> **Provided records**

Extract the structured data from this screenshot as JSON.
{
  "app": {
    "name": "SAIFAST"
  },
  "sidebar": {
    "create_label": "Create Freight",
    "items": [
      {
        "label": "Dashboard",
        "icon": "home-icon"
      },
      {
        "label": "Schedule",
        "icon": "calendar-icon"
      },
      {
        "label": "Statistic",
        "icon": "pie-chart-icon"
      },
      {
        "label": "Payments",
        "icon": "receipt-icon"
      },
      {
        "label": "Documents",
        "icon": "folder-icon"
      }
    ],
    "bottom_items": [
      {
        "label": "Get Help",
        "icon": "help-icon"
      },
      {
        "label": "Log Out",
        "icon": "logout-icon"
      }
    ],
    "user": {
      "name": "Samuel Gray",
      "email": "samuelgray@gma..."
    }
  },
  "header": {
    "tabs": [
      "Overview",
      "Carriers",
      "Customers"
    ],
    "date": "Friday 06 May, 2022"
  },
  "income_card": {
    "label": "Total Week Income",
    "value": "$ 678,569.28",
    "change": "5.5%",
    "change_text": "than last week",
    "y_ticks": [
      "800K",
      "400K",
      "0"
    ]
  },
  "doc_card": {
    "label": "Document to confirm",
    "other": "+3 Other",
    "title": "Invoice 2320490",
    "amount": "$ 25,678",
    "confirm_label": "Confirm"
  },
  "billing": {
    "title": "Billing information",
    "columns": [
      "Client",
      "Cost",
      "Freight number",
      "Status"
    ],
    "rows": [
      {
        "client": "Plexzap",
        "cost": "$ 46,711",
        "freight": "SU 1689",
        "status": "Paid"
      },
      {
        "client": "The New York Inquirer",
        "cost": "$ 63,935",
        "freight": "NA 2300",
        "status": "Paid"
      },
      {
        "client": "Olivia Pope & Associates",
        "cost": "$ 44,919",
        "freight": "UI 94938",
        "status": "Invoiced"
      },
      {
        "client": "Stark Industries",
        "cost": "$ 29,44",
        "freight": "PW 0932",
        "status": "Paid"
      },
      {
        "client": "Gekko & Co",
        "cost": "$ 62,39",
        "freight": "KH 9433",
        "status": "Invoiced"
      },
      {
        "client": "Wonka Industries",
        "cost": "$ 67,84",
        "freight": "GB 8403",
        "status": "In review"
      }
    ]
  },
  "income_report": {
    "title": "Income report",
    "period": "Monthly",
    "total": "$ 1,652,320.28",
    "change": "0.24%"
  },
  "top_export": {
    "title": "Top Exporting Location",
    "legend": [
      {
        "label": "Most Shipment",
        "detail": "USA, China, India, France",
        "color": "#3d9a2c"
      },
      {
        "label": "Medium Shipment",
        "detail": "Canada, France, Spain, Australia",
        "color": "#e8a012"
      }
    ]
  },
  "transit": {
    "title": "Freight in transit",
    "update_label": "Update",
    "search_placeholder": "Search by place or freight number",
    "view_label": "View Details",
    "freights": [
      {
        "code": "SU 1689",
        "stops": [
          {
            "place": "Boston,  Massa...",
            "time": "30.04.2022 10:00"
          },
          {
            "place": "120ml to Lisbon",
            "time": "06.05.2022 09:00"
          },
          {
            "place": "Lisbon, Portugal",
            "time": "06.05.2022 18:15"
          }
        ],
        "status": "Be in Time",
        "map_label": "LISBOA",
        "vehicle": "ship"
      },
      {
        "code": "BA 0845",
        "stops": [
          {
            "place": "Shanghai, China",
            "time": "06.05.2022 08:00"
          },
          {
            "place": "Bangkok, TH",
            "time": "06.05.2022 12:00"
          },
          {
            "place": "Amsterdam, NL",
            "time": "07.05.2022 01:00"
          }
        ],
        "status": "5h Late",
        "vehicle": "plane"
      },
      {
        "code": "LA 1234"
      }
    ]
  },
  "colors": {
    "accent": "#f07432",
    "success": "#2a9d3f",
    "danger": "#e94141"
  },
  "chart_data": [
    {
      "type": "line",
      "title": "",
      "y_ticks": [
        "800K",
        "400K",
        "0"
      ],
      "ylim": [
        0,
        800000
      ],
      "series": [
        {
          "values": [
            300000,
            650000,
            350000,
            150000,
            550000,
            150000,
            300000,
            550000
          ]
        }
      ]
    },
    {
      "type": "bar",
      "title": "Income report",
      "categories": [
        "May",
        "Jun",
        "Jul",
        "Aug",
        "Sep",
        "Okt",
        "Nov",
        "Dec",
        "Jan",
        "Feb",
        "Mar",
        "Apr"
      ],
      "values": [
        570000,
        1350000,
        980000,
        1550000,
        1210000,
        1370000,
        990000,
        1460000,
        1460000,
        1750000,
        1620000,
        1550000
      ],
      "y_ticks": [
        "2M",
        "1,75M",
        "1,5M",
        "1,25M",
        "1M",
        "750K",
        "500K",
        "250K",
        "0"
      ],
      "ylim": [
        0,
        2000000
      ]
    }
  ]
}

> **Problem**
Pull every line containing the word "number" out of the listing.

> **Exercise solution**
      "Freight number",
    "search_placeholder": "Search by place or freight number",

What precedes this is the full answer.